Extracted information Block Start

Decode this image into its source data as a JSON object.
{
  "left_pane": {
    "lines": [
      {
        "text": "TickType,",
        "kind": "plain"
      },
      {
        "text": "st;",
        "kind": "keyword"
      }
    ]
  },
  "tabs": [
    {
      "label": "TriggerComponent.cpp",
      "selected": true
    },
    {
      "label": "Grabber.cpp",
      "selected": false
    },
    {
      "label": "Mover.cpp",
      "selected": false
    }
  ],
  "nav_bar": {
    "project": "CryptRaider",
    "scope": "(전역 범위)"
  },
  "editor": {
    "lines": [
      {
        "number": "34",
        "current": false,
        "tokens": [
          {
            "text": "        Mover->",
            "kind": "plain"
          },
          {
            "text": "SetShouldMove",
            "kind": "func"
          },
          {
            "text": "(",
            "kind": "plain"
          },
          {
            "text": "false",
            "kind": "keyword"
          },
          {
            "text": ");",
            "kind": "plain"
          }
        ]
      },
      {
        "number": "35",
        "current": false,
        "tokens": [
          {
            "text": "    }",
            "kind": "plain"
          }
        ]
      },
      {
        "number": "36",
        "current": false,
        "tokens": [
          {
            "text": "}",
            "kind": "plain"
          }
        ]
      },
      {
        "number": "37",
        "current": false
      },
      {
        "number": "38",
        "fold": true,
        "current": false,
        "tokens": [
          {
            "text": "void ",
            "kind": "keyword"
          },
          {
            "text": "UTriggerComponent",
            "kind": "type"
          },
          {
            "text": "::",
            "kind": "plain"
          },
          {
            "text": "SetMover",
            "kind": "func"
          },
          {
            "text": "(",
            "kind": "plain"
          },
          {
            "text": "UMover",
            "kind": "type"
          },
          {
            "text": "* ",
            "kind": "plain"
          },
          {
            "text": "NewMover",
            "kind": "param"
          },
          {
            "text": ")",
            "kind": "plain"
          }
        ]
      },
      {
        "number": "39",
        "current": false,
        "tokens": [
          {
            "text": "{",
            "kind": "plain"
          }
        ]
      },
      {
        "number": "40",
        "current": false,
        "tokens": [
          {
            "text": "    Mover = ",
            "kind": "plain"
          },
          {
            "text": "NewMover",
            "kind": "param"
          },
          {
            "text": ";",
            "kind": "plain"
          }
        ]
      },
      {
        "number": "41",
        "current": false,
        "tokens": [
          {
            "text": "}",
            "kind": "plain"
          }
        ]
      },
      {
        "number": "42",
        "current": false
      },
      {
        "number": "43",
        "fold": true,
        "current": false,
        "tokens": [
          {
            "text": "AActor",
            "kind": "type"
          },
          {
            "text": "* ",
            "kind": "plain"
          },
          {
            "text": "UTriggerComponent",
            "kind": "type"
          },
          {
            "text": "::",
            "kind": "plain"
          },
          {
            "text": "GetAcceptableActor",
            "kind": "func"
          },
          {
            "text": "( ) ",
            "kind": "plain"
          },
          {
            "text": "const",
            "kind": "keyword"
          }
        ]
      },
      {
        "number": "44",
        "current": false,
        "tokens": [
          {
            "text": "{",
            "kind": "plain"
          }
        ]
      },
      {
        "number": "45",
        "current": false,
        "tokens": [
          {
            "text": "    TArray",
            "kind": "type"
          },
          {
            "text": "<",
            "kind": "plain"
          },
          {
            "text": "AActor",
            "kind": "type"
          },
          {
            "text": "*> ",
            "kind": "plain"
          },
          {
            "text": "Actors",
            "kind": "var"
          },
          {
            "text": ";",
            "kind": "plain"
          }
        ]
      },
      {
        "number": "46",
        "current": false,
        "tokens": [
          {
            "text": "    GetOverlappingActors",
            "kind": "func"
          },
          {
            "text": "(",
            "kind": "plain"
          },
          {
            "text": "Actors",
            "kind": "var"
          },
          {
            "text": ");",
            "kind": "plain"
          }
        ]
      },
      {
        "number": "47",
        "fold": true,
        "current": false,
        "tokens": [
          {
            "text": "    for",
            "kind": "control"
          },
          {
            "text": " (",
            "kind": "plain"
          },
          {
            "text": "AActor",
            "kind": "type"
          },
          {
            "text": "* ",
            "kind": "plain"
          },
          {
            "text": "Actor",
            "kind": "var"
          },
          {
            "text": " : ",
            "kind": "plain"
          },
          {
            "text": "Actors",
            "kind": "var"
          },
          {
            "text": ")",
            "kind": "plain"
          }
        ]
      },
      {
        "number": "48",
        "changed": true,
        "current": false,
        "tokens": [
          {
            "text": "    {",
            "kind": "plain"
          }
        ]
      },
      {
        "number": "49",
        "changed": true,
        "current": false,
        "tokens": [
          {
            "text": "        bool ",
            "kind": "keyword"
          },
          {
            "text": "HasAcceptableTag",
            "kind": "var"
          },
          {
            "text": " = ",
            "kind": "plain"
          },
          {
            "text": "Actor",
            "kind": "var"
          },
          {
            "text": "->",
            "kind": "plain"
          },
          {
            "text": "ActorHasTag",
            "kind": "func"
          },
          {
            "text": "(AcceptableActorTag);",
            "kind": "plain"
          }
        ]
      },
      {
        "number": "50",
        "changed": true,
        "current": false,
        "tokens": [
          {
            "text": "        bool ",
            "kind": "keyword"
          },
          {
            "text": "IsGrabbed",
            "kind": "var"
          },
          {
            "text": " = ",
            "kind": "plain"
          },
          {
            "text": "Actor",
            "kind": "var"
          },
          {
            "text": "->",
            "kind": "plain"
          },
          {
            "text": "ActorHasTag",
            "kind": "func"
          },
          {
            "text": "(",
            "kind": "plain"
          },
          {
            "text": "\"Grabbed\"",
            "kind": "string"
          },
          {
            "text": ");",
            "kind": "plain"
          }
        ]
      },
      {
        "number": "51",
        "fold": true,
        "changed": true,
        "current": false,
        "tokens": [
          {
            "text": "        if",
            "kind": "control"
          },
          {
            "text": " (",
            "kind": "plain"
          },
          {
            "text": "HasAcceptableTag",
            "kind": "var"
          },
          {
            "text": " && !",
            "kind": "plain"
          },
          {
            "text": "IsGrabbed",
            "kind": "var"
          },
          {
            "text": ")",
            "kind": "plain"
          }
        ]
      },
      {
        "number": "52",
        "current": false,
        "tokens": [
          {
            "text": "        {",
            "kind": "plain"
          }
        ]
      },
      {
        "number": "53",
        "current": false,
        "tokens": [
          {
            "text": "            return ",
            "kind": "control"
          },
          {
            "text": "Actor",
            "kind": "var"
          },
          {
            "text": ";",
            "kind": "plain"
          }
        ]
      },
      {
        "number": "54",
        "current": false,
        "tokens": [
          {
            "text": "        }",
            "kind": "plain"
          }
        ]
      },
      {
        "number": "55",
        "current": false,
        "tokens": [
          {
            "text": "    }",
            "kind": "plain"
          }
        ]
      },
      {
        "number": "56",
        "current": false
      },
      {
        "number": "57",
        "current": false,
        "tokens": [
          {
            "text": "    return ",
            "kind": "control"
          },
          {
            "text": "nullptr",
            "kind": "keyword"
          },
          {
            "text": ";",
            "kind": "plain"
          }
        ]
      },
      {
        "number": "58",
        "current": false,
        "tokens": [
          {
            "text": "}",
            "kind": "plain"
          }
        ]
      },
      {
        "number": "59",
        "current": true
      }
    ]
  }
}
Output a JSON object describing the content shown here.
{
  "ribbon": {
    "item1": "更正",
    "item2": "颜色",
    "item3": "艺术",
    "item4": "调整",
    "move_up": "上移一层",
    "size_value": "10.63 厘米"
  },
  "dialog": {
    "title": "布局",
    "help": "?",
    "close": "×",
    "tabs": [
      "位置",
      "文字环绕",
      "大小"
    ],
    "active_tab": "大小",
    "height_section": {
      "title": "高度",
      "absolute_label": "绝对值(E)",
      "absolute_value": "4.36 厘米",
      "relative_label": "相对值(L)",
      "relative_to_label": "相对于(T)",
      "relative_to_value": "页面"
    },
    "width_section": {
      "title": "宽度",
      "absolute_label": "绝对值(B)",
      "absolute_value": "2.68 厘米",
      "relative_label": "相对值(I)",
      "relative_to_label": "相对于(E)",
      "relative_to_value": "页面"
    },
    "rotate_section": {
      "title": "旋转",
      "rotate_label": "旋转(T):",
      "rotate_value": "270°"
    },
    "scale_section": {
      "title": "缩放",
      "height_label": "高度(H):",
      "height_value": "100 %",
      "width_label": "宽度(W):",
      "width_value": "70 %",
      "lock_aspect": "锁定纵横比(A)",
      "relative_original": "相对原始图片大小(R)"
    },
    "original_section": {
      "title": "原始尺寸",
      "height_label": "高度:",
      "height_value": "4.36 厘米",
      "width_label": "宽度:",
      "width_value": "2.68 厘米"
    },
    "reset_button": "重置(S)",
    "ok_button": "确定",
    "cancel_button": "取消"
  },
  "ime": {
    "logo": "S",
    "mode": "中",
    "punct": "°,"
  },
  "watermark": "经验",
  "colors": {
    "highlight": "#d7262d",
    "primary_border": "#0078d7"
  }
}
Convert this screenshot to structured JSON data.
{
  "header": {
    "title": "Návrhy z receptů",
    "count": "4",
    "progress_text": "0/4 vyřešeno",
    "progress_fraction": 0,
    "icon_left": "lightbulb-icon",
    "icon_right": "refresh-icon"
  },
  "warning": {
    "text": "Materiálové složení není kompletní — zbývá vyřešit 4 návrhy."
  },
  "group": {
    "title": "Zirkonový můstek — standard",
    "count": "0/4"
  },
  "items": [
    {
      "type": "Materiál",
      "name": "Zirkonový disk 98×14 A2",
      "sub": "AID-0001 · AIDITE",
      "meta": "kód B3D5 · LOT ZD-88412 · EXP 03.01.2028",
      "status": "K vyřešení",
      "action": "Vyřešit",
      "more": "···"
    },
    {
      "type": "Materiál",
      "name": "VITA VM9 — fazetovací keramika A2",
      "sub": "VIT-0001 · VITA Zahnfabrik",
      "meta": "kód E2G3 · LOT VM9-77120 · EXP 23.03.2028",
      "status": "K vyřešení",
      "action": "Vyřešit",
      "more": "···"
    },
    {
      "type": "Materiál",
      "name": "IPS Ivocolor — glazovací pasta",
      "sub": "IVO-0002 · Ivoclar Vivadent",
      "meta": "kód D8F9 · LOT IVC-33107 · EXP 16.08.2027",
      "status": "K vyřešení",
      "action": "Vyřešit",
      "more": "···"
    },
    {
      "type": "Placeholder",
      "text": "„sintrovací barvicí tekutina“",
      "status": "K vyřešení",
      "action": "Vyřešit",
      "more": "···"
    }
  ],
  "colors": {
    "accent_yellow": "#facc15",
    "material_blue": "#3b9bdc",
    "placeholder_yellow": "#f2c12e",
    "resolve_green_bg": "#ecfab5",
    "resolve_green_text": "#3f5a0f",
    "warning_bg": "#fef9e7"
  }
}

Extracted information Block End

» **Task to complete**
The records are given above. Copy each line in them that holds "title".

» **Answer below**
    "title": "布局",
      "title": "高度",
      "title": "宽度",
      "title": "旋转",
      "title": "缩放",
      "title": "原始尺寸",
    "title": "Návrhy z receptů",
    "title": "Zirkonový můstek — standard",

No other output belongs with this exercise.